China's rapid urbanization and its citizens' growing taste for a more land-intensive diet (think: more meat and the grains it takes to produce it) have driven the country's reserve of arable land to 135.4 million hectares. That's only slightly above the 120 million hectares that the government says is necessary for the nation's food security, according to the website chinabystander.com.

Hence China is looking beyond its own borders for solutions. In September China inked an agreement with Ukraine for enhanced crop and pork production on as much as 3 million hectares of farmland, or about 5 percent of Ukraine’s total area, in what will be China's biggest overseas agricultural project to date.
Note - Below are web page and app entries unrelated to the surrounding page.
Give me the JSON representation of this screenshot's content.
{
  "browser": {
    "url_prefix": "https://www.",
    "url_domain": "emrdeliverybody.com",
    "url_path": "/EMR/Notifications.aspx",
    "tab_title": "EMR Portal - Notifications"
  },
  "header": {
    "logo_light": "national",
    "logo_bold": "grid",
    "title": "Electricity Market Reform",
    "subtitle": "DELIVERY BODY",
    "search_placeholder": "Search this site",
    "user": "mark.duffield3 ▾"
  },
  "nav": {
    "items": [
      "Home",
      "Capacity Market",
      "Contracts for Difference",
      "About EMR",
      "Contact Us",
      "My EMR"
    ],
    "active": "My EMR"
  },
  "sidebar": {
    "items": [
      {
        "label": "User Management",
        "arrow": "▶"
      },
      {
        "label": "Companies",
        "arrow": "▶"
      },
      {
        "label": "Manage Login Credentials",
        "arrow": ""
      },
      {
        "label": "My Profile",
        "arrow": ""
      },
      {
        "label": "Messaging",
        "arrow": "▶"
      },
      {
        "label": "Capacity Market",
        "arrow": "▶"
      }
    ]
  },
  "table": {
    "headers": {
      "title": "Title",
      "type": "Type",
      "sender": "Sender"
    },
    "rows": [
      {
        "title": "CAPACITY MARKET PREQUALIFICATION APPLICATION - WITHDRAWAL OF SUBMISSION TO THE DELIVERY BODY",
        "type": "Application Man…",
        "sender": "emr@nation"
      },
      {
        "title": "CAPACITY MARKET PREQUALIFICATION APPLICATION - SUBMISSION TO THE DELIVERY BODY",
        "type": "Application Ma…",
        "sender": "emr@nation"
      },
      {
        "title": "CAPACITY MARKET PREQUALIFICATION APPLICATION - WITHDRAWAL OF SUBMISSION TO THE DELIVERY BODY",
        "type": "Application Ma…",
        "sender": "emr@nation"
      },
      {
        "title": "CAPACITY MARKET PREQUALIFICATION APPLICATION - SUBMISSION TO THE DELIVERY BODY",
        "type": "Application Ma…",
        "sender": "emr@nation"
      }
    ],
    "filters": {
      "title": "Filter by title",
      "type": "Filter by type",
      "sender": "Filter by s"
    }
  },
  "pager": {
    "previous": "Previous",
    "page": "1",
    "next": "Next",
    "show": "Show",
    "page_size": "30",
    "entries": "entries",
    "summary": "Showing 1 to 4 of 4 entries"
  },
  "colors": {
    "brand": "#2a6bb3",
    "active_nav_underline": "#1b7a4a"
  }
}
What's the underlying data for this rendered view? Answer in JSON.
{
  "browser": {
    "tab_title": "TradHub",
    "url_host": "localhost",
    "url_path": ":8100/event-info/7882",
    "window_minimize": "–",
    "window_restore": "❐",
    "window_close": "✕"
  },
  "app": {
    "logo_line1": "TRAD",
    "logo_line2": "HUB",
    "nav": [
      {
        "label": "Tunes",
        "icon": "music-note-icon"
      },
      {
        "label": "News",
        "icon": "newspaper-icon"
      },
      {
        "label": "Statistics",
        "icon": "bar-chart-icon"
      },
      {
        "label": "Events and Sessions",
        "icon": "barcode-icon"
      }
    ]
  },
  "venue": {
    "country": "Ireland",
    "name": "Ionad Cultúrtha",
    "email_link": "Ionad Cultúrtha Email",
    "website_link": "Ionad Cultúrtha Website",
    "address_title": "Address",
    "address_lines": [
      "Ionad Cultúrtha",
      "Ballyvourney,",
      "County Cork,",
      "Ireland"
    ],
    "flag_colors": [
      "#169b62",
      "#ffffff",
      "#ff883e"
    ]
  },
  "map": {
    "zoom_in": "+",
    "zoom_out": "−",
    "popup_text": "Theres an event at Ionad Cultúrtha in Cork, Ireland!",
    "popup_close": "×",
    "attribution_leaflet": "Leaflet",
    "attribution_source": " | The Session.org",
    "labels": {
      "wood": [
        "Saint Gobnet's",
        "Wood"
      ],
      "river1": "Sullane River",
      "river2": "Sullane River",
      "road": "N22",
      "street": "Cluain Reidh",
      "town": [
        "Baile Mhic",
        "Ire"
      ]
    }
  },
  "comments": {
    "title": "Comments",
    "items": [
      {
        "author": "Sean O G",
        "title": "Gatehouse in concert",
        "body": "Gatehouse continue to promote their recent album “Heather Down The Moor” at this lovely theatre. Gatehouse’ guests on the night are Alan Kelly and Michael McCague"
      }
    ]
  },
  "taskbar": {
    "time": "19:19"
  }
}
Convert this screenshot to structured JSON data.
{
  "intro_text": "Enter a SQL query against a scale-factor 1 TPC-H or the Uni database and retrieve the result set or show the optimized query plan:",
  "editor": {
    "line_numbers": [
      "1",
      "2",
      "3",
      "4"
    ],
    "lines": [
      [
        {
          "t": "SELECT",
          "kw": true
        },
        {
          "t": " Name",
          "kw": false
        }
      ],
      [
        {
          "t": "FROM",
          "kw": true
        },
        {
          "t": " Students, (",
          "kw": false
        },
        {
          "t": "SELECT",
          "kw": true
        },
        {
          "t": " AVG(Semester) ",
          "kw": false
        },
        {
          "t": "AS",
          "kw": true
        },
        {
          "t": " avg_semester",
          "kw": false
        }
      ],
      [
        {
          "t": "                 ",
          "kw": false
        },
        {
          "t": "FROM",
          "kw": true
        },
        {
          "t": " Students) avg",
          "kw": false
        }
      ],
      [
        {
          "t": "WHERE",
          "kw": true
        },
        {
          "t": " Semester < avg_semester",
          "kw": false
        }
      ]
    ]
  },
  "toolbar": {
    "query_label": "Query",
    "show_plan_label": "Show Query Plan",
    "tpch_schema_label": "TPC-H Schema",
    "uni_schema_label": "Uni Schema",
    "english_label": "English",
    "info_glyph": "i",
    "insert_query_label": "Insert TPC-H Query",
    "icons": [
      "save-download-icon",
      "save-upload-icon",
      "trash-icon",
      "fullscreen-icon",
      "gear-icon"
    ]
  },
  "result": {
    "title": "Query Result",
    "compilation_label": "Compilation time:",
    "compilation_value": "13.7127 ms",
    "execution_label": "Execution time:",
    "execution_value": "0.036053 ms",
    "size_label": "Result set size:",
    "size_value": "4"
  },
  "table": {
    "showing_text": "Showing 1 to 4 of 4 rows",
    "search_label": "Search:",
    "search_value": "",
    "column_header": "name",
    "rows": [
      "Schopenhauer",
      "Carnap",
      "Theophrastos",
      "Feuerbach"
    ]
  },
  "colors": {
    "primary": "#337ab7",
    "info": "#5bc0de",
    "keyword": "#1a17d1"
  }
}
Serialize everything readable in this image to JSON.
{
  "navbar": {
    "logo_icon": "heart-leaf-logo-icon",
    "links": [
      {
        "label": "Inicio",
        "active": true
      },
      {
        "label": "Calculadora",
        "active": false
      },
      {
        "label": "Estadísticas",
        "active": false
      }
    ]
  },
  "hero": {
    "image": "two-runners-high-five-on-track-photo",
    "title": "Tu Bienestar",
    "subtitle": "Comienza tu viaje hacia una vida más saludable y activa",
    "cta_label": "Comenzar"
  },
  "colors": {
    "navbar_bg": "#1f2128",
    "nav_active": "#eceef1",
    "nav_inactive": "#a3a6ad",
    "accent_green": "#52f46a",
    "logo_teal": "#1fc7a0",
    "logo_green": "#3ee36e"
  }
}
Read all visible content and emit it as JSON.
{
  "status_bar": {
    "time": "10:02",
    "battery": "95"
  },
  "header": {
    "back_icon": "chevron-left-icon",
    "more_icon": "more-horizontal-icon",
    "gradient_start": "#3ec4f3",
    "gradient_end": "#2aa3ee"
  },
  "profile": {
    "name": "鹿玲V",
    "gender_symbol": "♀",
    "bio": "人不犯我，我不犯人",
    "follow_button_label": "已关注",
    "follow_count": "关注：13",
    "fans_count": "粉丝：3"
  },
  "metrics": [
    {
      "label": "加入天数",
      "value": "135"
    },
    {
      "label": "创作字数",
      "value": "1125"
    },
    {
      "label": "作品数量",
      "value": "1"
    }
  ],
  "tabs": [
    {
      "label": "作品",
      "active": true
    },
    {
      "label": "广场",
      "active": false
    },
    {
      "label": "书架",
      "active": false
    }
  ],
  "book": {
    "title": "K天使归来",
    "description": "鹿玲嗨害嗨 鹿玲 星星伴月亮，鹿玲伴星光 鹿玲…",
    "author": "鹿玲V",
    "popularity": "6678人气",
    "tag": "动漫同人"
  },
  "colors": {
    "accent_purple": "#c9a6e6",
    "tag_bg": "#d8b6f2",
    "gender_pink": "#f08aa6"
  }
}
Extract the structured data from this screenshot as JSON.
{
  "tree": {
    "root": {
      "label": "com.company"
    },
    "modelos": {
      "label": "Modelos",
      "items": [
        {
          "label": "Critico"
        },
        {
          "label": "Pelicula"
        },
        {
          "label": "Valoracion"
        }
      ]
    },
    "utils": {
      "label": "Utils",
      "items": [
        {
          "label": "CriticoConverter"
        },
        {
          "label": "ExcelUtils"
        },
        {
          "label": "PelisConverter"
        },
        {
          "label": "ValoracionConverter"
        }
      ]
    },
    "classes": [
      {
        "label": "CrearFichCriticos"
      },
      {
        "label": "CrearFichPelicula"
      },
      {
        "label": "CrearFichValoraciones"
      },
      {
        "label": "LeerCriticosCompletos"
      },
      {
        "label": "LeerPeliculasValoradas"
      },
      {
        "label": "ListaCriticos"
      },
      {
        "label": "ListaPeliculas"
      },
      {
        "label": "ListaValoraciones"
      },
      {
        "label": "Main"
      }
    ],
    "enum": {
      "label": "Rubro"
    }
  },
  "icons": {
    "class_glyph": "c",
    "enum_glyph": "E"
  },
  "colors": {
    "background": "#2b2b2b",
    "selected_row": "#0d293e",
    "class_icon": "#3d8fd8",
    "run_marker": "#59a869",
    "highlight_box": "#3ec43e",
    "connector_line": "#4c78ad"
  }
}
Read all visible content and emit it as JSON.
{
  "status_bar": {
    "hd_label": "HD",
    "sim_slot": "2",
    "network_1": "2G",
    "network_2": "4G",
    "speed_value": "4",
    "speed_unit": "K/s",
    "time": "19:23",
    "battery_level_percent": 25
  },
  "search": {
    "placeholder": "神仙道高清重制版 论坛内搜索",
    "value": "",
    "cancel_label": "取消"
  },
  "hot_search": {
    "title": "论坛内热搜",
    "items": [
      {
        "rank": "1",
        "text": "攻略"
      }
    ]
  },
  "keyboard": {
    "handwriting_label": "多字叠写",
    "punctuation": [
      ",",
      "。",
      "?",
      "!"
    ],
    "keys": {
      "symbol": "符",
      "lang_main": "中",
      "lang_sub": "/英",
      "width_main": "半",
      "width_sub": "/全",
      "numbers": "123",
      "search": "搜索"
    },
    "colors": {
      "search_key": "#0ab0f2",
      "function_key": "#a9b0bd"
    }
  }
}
As of April 2009, China had just over 2 million hectares of overseas farmland, which means this new Ukraine venture is “a very big project,” according to Ding Li, a senior researcher in agriculture at Anbound Consulting in Beijing.

China has made substantial agricultural investment abroad as a way to keep pace with its increasing consumption. Although domestic grain output has grown for 10 straight years, demand for imported grain has also grown. China imported nearly 14 million metric tons (15.43 million tons) of cereal and cereal flours last year, an increase of more than 150 percent from 2011.

ChinaBystander.com quoted China's vice-minister for land and resource, Wang Shiyuan, as saying that “tens of billions of yuan” is being spent to rehabilitate polluted land and adjacent water sources in an effort to help meet the nation's goal of creating 50 million hectares of new farmland by 2020.

How badly polluted is the land? Well, according to the report,

"Officials are particularly concerned about toxic metals getting into the food chain. This Bystander has heard reports of rice being sold in Guangzhou that contains dangerous levels of cadmium. Once in the ground, such metals can persist for years, and government land surveys are still turning up traces of pesticides banned in the 1980s."

The infographic below lays out the problem as well.

As China struggles to feed a growing and rapidly urbanizing population, pollution id restricting the nation's ability to create new agricultural land. ChinaWaterRisk.org